----- Available data
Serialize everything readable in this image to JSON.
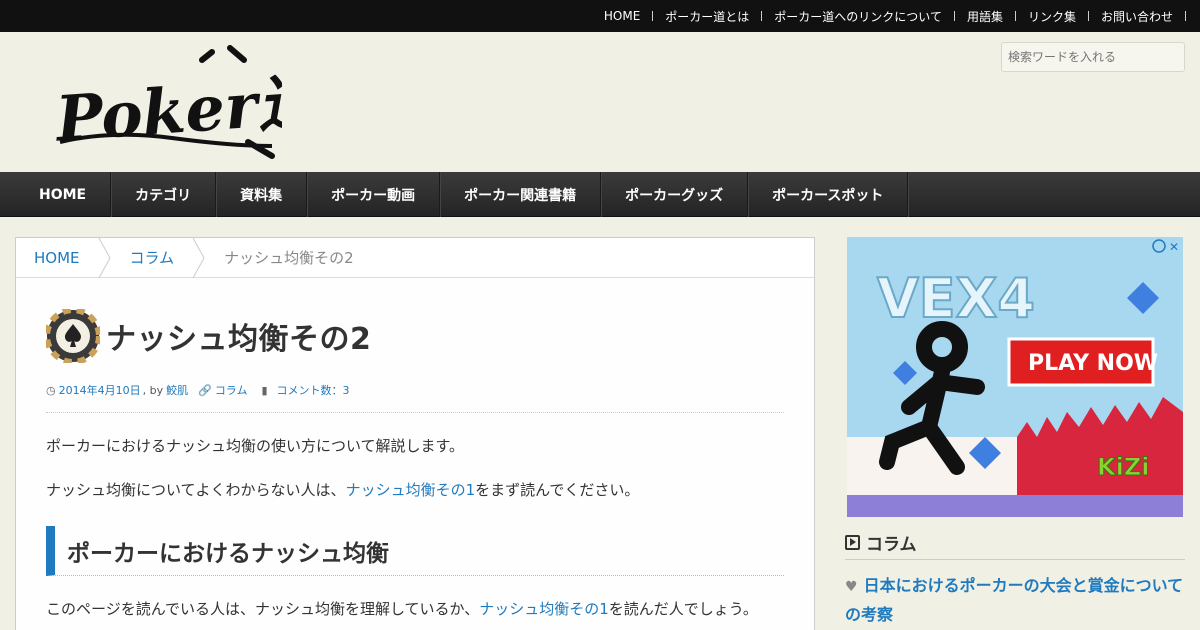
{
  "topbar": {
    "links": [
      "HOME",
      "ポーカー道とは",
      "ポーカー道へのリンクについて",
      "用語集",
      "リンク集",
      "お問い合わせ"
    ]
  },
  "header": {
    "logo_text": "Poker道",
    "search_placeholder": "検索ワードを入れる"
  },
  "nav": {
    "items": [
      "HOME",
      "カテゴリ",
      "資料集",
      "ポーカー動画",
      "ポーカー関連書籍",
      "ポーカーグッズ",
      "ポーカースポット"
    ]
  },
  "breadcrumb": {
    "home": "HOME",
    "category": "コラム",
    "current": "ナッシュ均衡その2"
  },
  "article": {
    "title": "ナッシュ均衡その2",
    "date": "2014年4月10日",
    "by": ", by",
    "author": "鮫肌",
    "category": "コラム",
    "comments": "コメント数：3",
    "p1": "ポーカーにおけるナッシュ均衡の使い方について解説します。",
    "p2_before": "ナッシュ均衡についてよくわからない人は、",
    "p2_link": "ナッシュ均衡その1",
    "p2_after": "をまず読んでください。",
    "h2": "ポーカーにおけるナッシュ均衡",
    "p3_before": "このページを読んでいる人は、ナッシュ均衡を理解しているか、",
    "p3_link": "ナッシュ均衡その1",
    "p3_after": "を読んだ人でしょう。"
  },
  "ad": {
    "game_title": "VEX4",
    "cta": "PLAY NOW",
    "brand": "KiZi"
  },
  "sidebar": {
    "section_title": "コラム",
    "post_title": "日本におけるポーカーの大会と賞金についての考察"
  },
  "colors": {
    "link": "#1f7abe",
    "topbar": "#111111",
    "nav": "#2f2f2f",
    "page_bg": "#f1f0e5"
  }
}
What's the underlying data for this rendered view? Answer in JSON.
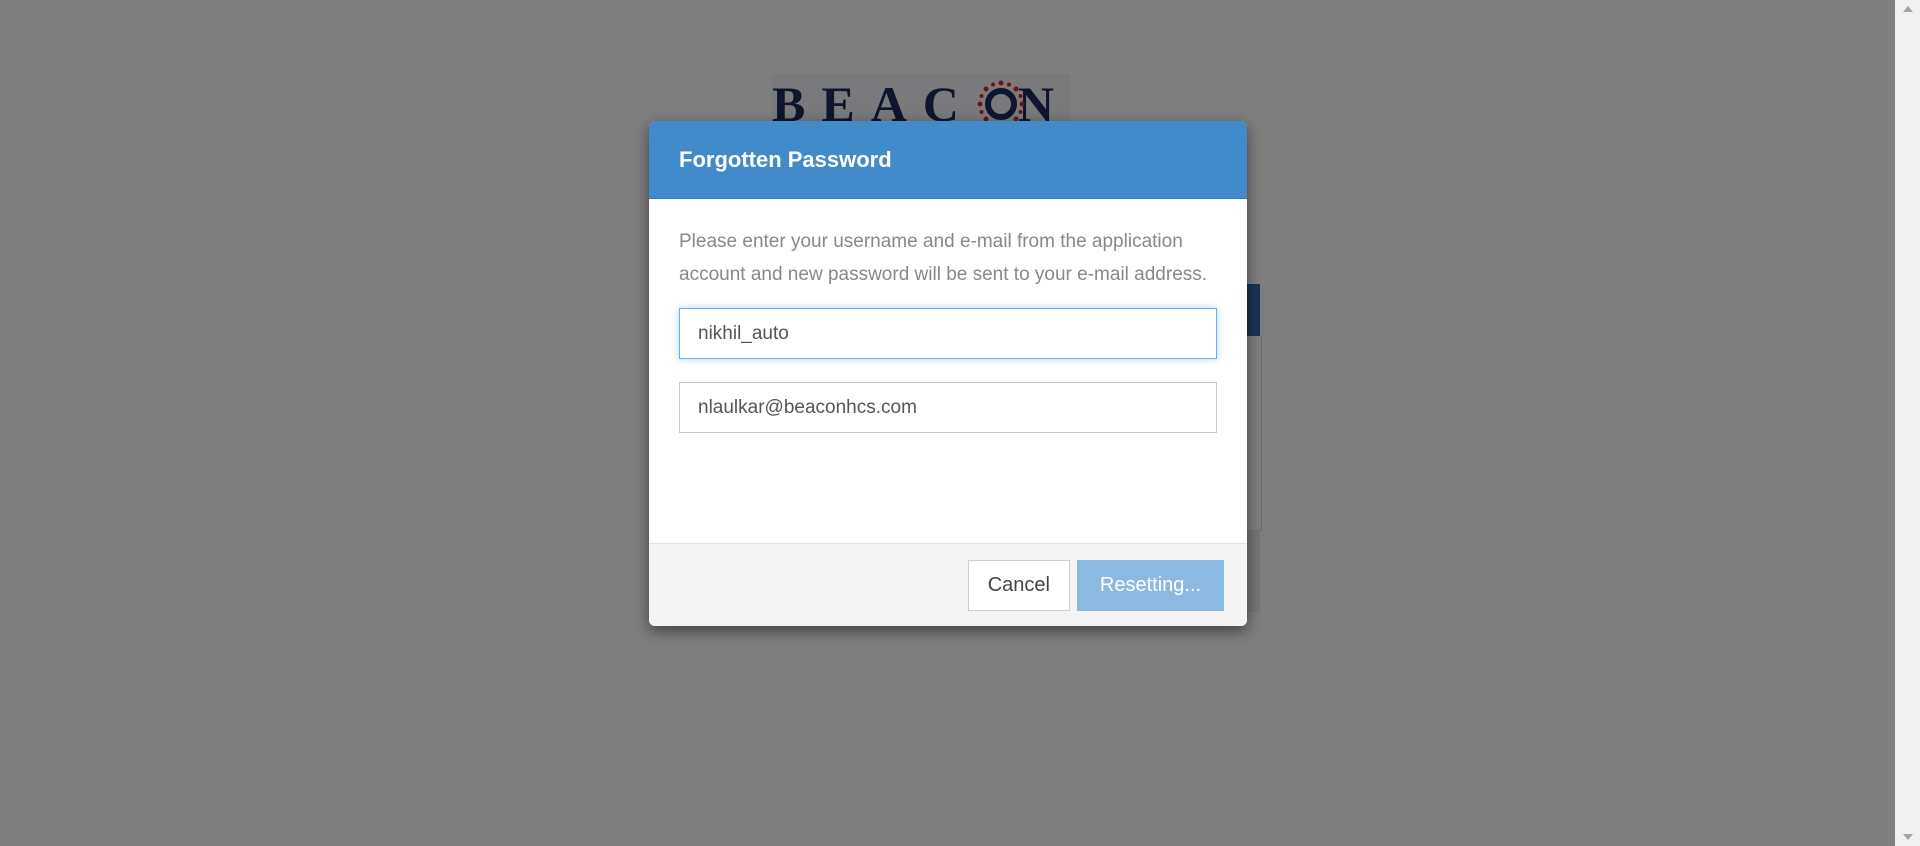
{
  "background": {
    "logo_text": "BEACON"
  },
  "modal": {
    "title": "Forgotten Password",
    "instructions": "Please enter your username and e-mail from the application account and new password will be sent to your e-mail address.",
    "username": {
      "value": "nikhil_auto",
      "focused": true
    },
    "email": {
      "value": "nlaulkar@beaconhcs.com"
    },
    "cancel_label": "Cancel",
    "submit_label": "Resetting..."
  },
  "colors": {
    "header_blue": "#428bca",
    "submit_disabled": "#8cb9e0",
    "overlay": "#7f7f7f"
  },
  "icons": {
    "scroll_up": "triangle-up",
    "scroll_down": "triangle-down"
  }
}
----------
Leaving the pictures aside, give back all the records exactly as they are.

Serialize everything readable in this image to JSON.
{
  "topbar": {
    "links": [
      "HOME",
      "ポーカー道とは",
      "ポーカー道へのリンクについて",
      "用語集",
      "リンク集",
      "お問い合わせ"
    ]
  },
  "header": {
    "logo_text": "Poker道",
    "search_placeholder": "検索ワードを入れる"
  },
  "nav": {
    "items": [
      "HOME",
      "カテゴリ",
      "資料集",
      "ポーカー動画",
      "ポーカー関連書籍",
      "ポーカーグッズ",
      "ポーカースポット"
    ]
  },
  "breadcrumb": {
    "home": "HOME",
    "category": "コラム",
    "current": "ナッシュ均衡その2"
  },
  "article": {
    "title": "ナッシュ均衡その2",
    "date": "2014年4月10日",
    "by": ", by",
    "author": "鮫肌",
    "category": "コラム",
    "comments": "コメント数：3",
    "p1": "ポーカーにおけるナッシュ均衡の使い方について解説します。",
    "p2_before": "ナッシュ均衡についてよくわからない人は、",
    "p2_link": "ナッシュ均衡その1",
    "p2_after": "をまず読んでください。",
    "h2": "ポーカーにおけるナッシュ均衡",
    "p3_before": "このページを読んでいる人は、ナッシュ均衡を理解しているか、",
    "p3_link": "ナッシュ均衡その1",
    "p3_after": "を読んだ人でしょう。"
  },
  "ad": {
    "game_title": "VEX4",
    "cta": "PLAY NOW",
    "brand": "KiZi"
  },
  "sidebar": {
    "section_title": "コラム",
    "post_title": "日本におけるポーカーの大会と賞金についての考察"
  },
  "colors": {
    "link": "#1f7abe",
    "topbar": "#111111",
    "nav": "#2f2f2f",
    "page_bg": "#f1f0e5"
  }
}
What's the underlying data for this rendered view? Answer in JSON.
{
  "background": {
    "logo_text": "BEACON"
  },
  "modal": {
    "title": "Forgotten Password",
    "instructions": "Please enter your username and e-mail from the application account and new password will be sent to your e-mail address.",
    "username": {
      "value": "nikhil_auto",
      "focused": true
    },
    "email": {
      "value": "nlaulkar@beaconhcs.com"
    },
    "cancel_label": "Cancel",
    "submit_label": "Resetting..."
  },
  "colors": {
    "header_blue": "#428bca",
    "submit_disabled": "#8cb9e0",
    "overlay": "#7f7f7f"
  },
  "icons": {
    "scroll_up": "triangle-up",
    "scroll_down": "triangle-down"
  }
}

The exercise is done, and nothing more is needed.